(Dataset rows for apps and sites)
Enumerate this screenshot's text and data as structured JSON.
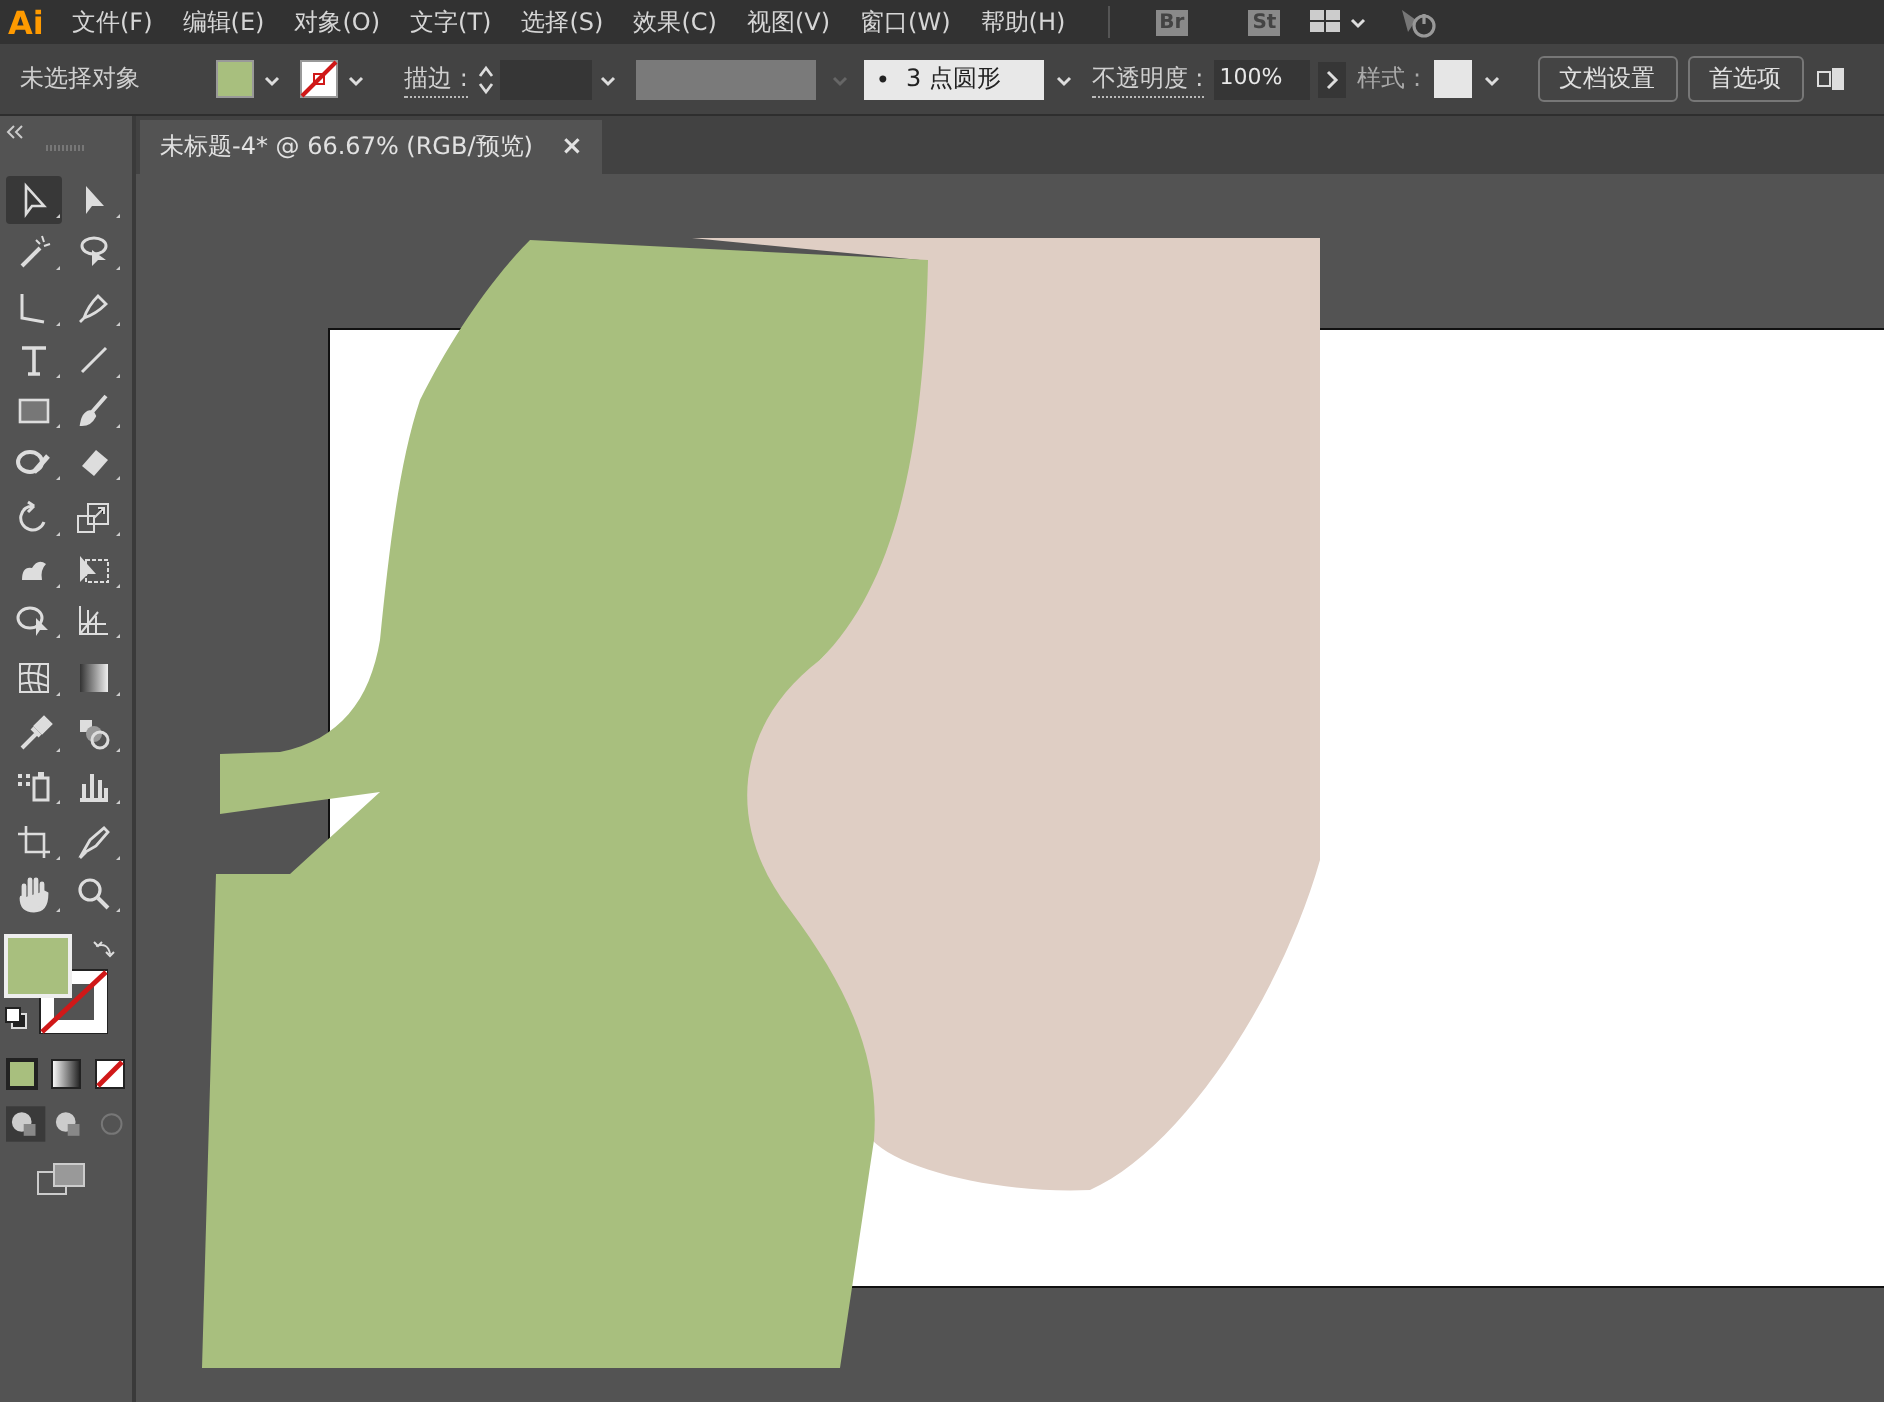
{
  "app": {
    "logo": "Ai"
  },
  "menu": [
    "文件(F)",
    "编辑(E)",
    "对象(O)",
    "文字(T)",
    "选择(S)",
    "效果(C)",
    "视图(V)",
    "窗口(W)",
    "帮助(H)"
  ],
  "app_badges": [
    "Br",
    "St"
  ],
  "control_bar": {
    "selection": "未选择对象",
    "stroke_label": "描边 :",
    "brush": "3 点圆形",
    "brush_dot": "•",
    "opacity_label": "不透明度 :",
    "opacity": "100%",
    "style_label": "样式 :",
    "buttons": [
      "文档设置",
      "首选项"
    ]
  },
  "document_tab": {
    "title": "未标题-4* @ 66.67% (RGB/预览)",
    "close": "×"
  },
  "tools": [
    {
      "kind": "selection",
      "selected": true
    },
    {
      "kind": "direct",
      "selected": false
    },
    {
      "kind": "wand",
      "selected": false
    },
    {
      "kind": "lasso",
      "selected": false
    },
    {
      "kind": "curvature",
      "selected": false
    },
    {
      "kind": "pen",
      "selected": false
    },
    {
      "kind": "type",
      "selected": false
    },
    {
      "kind": "line",
      "selected": false
    },
    {
      "kind": "rect",
      "selected": false
    },
    {
      "kind": "brush",
      "selected": false
    },
    {
      "kind": "shaper",
      "selected": false
    },
    {
      "kind": "eraser",
      "selected": false
    },
    {
      "kind": "rotate",
      "selected": false
    },
    {
      "kind": "scale",
      "selected": false
    },
    {
      "kind": "puppet",
      "selected": false
    },
    {
      "kind": "transform",
      "selected": false
    },
    {
      "kind": "builder",
      "selected": false
    },
    {
      "kind": "perspective",
      "selected": false
    },
    {
      "kind": "mesh",
      "selected": false
    },
    {
      "kind": "gradient",
      "selected": false
    },
    {
      "kind": "eyedropper",
      "selected": false
    },
    {
      "kind": "blend",
      "selected": false
    },
    {
      "kind": "sprayer",
      "selected": false
    },
    {
      "kind": "graph",
      "selected": false
    },
    {
      "kind": "artboard",
      "selected": false
    },
    {
      "kind": "knife",
      "selected": false
    },
    {
      "kind": "hand",
      "selected": false
    },
    {
      "kind": "zoom",
      "selected": false
    }
  ],
  "artwork": [
    {
      "kind": "artboard",
      "color": "#ffffff"
    },
    {
      "kind": "beige-shape",
      "color": "#dfcec4"
    },
    {
      "kind": "green-shape",
      "color": "#a8bf7e"
    }
  ]
}
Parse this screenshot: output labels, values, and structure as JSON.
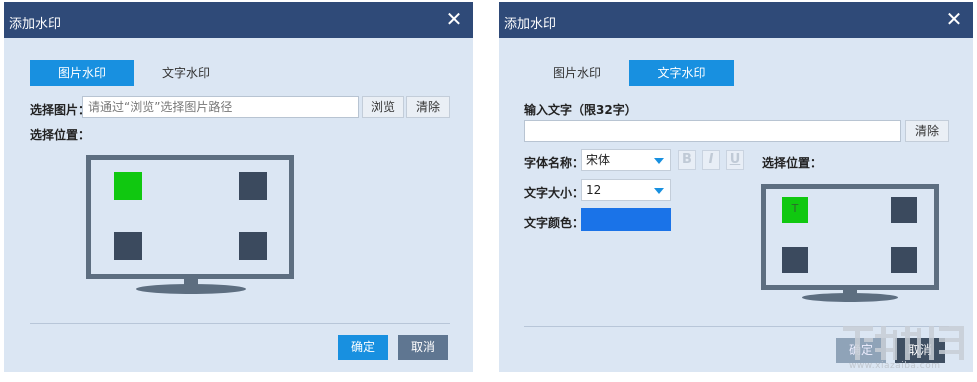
{
  "left_dialog": {
    "title": "添加水印",
    "close_glyph": "✕",
    "tabs": [
      {
        "label": "图片水印",
        "active": true
      },
      {
        "label": "文字水印",
        "active": false
      }
    ],
    "image_label": "选择图片：",
    "image_placeholder": "请通过“浏览”选择图片路径",
    "browse_button": "浏览",
    "clear_button": "清除",
    "position_label": "选择位置：",
    "selected_position": "top-left",
    "ok_button": "确定",
    "cancel_button": "取消"
  },
  "right_dialog": {
    "title": "添加水印",
    "close_glyph": "✕",
    "tabs": [
      {
        "label": "图片水印",
        "active": false
      },
      {
        "label": "文字水印",
        "active": true
      }
    ],
    "input_label": "输入文字（限32字）",
    "text_value": "",
    "clear_button": "清除",
    "font_name_label": "字体名称：",
    "font_name_value": "宋体",
    "font_size_label": "文字大小：",
    "font_size_value": "12",
    "bold_glyph": "B",
    "italic_glyph": "I",
    "underline_glyph": "U",
    "color_label": "文字颜色：",
    "text_color": "#1a73e8",
    "position_label": "选择位置：",
    "selected_position": "top-left",
    "selected_position_glyph": "T",
    "ok_button": "确定",
    "cancel_button": "取消"
  },
  "colors": {
    "title_bar": "#2f4a78",
    "tab_active": "#1890e0",
    "selected_position": "#10c810",
    "position_box": "#3b4a5e",
    "monitor": "#5d6e80"
  },
  "watermark": {
    "site": "www.xiazaiba.com"
  }
}
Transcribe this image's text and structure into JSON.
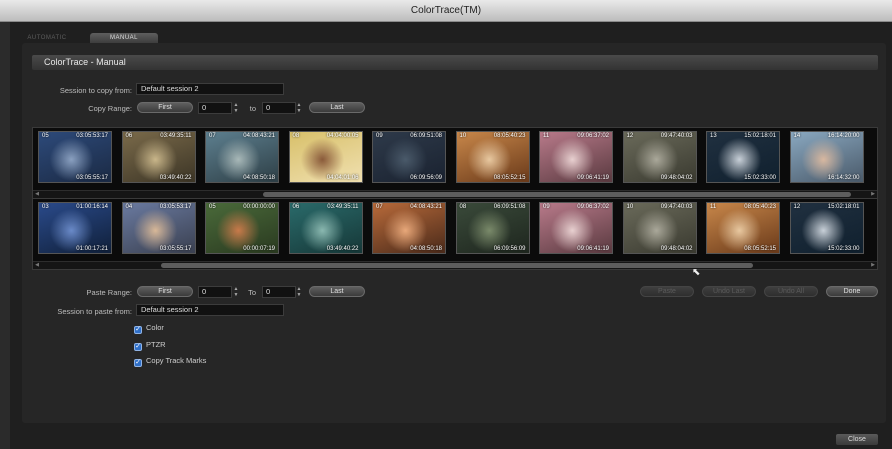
{
  "window": {
    "title": "ColorTrace(TM)"
  },
  "tabs": [
    {
      "label": "AUTOMATIC"
    },
    {
      "label": "MANUAL"
    }
  ],
  "header": {
    "title": "ColorTrace - Manual"
  },
  "copy": {
    "session_label": "Session to copy from:",
    "session_value": "Default session 2",
    "range_label": "Copy Range:",
    "first_label": "First",
    "from_value": "0",
    "to_label": "to",
    "to_value": "0",
    "last_label": "Last"
  },
  "source_strip": {
    "thumbs": [
      {
        "num": "05",
        "tc_in": "03:05:53:17",
        "tc_out": "03:05:55:17",
        "colors": [
          "#2d4a7a",
          "#8aa0c0",
          "#1b2a44"
        ]
      },
      {
        "num": "06",
        "tc_in": "03:49:35:11",
        "tc_out": "03:49:40:22",
        "colors": [
          "#7a6a4a",
          "#c9b68a",
          "#3c3526"
        ]
      },
      {
        "num": "07",
        "tc_in": "04:08:43:21",
        "tc_out": "04:08:50:18",
        "colors": [
          "#5d7f8f",
          "#a8b8b8",
          "#2e3f46"
        ]
      },
      {
        "num": "08",
        "tc_in": "04:04:00:05",
        "tc_out": "04:04:01:06",
        "colors": [
          "#d8c06a",
          "#8a5a3a",
          "#f0e0b0"
        ]
      },
      {
        "num": "09",
        "tc_in": "06:09:51:08",
        "tc_out": "06:09:56:09",
        "colors": [
          "#2e3a4a",
          "#4a5a6a",
          "#1a2230"
        ]
      },
      {
        "num": "10",
        "tc_in": "08:05:40:23",
        "tc_out": "08:05:52:15",
        "colors": [
          "#c8874a",
          "#e8c8a0",
          "#6a3a1a"
        ]
      },
      {
        "num": "11",
        "tc_in": "09:06:37:02",
        "tc_out": "09:06:41:19",
        "colors": [
          "#b87a8a",
          "#e8d0d0",
          "#5a3a40"
        ]
      },
      {
        "num": "12",
        "tc_in": "09:47:40:03",
        "tc_out": "09:48:04:02",
        "colors": [
          "#6a6a5a",
          "#aaa89a",
          "#3a3a30"
        ]
      },
      {
        "num": "13",
        "tc_in": "15:02:18:01",
        "tc_out": "15:02:33:00",
        "colors": [
          "#203040",
          "#c8d0d8",
          "#10202e"
        ]
      },
      {
        "num": "14",
        "tc_in": "16:14:20:00",
        "tc_out": "16:14:32:00",
        "colors": [
          "#8aa8c0",
          "#d8b8a0",
          "#4a5a6a"
        ]
      }
    ]
  },
  "target_strip": {
    "thumbs": [
      {
        "num": "03",
        "tc_in": "01:00:16:14",
        "tc_out": "01:00:17:21",
        "colors": [
          "#2a4a8a",
          "#6a8ac8",
          "#10203a"
        ]
      },
      {
        "num": "04",
        "tc_in": "03:05:53:17",
        "tc_out": "03:05:55:17",
        "colors": [
          "#6a7aa0",
          "#d8b898",
          "#3a4050"
        ]
      },
      {
        "num": "05",
        "tc_in": "00:00:00:00",
        "tc_out": "00:00:07:19",
        "colors": [
          "#4a6a3a",
          "#c87a4a",
          "#2a3a20"
        ]
      },
      {
        "num": "06",
        "tc_in": "03:49:35:11",
        "tc_out": "03:49:40:22",
        "colors": [
          "#2a6a6a",
          "#8ab8b0",
          "#163838"
        ]
      },
      {
        "num": "07",
        "tc_in": "04:08:43:21",
        "tc_out": "04:08:50:18",
        "colors": [
          "#b86a3a",
          "#e8a87a",
          "#4a2a1a"
        ]
      },
      {
        "num": "08",
        "tc_in": "06:09:51:08",
        "tc_out": "06:09:56:09",
        "colors": [
          "#3a4a3a",
          "#7a8a6a",
          "#1e261e"
        ]
      },
      {
        "num": "09",
        "tc_in": "09:06:37:02",
        "tc_out": "09:06:41:19",
        "colors": [
          "#b87a8a",
          "#e8d0d0",
          "#5a3a40"
        ]
      },
      {
        "num": "10",
        "tc_in": "09:47:40:03",
        "tc_out": "09:48:04:02",
        "colors": [
          "#6a6a5a",
          "#aaa89a",
          "#3a3a30"
        ]
      },
      {
        "num": "11",
        "tc_in": "08:05:40:23",
        "tc_out": "08:05:52:15",
        "colors": [
          "#c8874a",
          "#e8c8a0",
          "#6a3a1a"
        ]
      },
      {
        "num": "12",
        "tc_in": "15:02:18:01",
        "tc_out": "15:02:33:00",
        "colors": [
          "#203040",
          "#c8d0d8",
          "#10202e"
        ]
      }
    ]
  },
  "paste": {
    "range_label": "Paste Range:",
    "first_label": "First",
    "from_value": "0",
    "to_label": "To",
    "to_value": "0",
    "last_label": "Last",
    "session_label": "Session to paste from:",
    "session_value": "Default session 2"
  },
  "actions": [
    {
      "label": "Paste",
      "enabled": false
    },
    {
      "label": "Undo Last",
      "enabled": false
    },
    {
      "label": "Undo All",
      "enabled": false
    },
    {
      "label": "Done",
      "enabled": true
    }
  ],
  "options": [
    {
      "label": "Color",
      "checked": true
    },
    {
      "label": "PTZR",
      "checked": true
    },
    {
      "label": "Copy Track Marks",
      "checked": true
    }
  ],
  "footer": {
    "close_label": "Close"
  }
}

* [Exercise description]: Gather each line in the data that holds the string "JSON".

* [Answer space]:
Enumerate this screenshot's text and data as structured JSON.
Parse this screenshot: output labels, values, and structure as JSON.
Transcribe this image's text and structure into JSON.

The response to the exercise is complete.